Since Spotify arrived on the digital music scene last October, people have been flabbergasted by how fast it works. How could it possibly be able to search and index millions of files and then deliver you the music stream quicker than searching your own MP3 collection? The answer is three-fold. A peer-to-peer infrastructure, fantastic coding, and a massive cache.
The cache is the most interesting bit. By default, the program uses up to 10% of your hard drive for storing the music that it downloads. You can have a poke around in it by going to C:UsersUSERNAMEAppDataLocalSpotifyStorage on Vista, or the equivalent directory for other operating systems.
The files residing within are the music that plays when you double-click a track name in the software. Stuff you play gets saved to this directory, so that when you play it in the future, there’s a local copy and it can find it faster. So can you pull out the tracks in a usable form to copy to your MP3 player?
The short answer is yes.

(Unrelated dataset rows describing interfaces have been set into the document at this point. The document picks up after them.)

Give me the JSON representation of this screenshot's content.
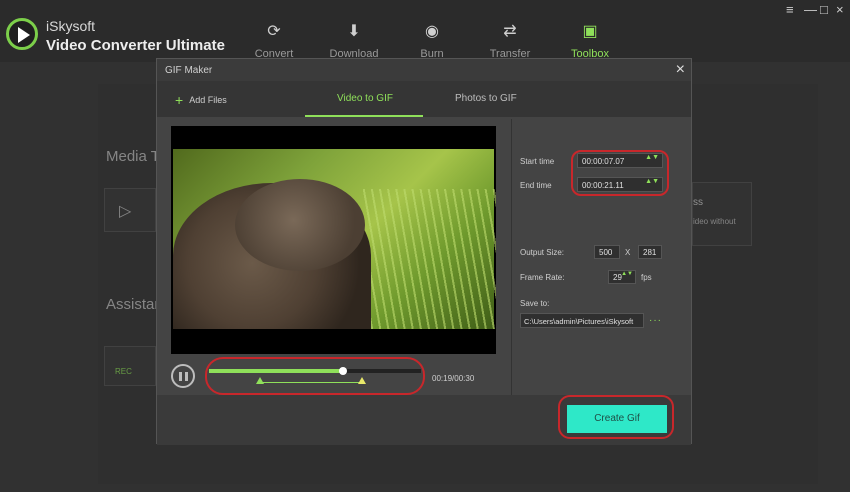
{
  "app": {
    "brand_line1": "iSkysoft",
    "brand_line2": "Video Converter Ultimate"
  },
  "nav": [
    {
      "label": "Convert",
      "icon": "convert-icon"
    },
    {
      "label": "Download",
      "icon": "download-icon"
    },
    {
      "label": "Burn",
      "icon": "burn-icon"
    },
    {
      "label": "Transfer",
      "icon": "transfer-icon"
    },
    {
      "label": "Toolbox",
      "icon": "toolbox-icon"
    }
  ],
  "window_controls": {
    "menu": "≡",
    "minimize": "—",
    "maximize": "□",
    "close": "×"
  },
  "background": {
    "media_tools_label": "Media To",
    "assistant_label": "Assistan",
    "card_text_1": "ss",
    "card_text_2": "ideo without",
    "rec_badge": "REC"
  },
  "modal": {
    "title": "GIF Maker",
    "close": "×",
    "add_files": "Add Files",
    "tabs": [
      "Video to GIF",
      "Photos to GIF"
    ],
    "active_tab": "Video to GIF",
    "start_time_label": "Start time",
    "start_time": "00:00:07.07",
    "end_time_label": "End time",
    "end_time": "00:00:21.11",
    "output_size_label": "Output Size:",
    "width": "500",
    "x_label": "X",
    "height": "281",
    "frame_rate_label": "Frame Rate:",
    "frame_rate": "29",
    "fps_label": "fps",
    "save_to_label": "Save to:",
    "save_path": "C:\\Users\\admin\\Pictures\\iSkysoft",
    "browse": "···",
    "playback_time": "00:19/00:30",
    "playback_progress": 0.63,
    "range_start": 0.24,
    "range_end": 0.72,
    "create_button": "Create Gif",
    "spinner": "▲▼"
  },
  "colors": {
    "accent": "#8fe05a",
    "create_button": "#2ee8c8",
    "highlight": "#c8272b"
  }
}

The slightly longer answer is yes, with a lot of difficulty and if you don’t mind breaking the law. For most people, it’ll be beyond them – you’ll need to use source code provided by dodgy open-source client Despotify, and you’ll need to have a Premium account – because Despotify doesn’t work with free ones.
In reality, it’s not worth the bother. You’ll eventually end up with a 160kbps OGG file. That’s fine for streaming but when you convert it to MP3 to put on your MP3 player you’ll lose even more quality. Even if you’re not an audiophile you’ll be able to hear the difference.
Simply put, if you’re intent on breaking the law then in reality it’s much easier to go to The Pirate Bay and get the tracks you want there. But why bother? As actually-quite-useful piss-take website Spotibay illustates, if people have fast access to music in a user-friendly way, then they won’t bother with piracy.
Where that argument falls down is mobile access – even though Spotify’s rolling out the mobile clients, what happens when you go out of coverage, on the tube or in rural areas?Then you’re screwed, right? Well, if hints on the company’s support forum are followed-through, then maybe not.
A post on the support forum requesting that the company provide cache-only playback for offline conditions met with a surprisingly positive response with the company, stating:
“An offline play mode is a feature we’re looking at implementing at some point in the future. I think any feature we develop would likely have the option for the user to decide what is available for offline play.”
If that functionality is extended to mobile, and there seems no reason to believe that it wouldn’t be, then that could have massive positive implications for mobile clients – pick the albums that you want while in a Wi-Fi area and then while on the tube or even when you just have a 3G connection you can still enjoy music, as well as streaming when available.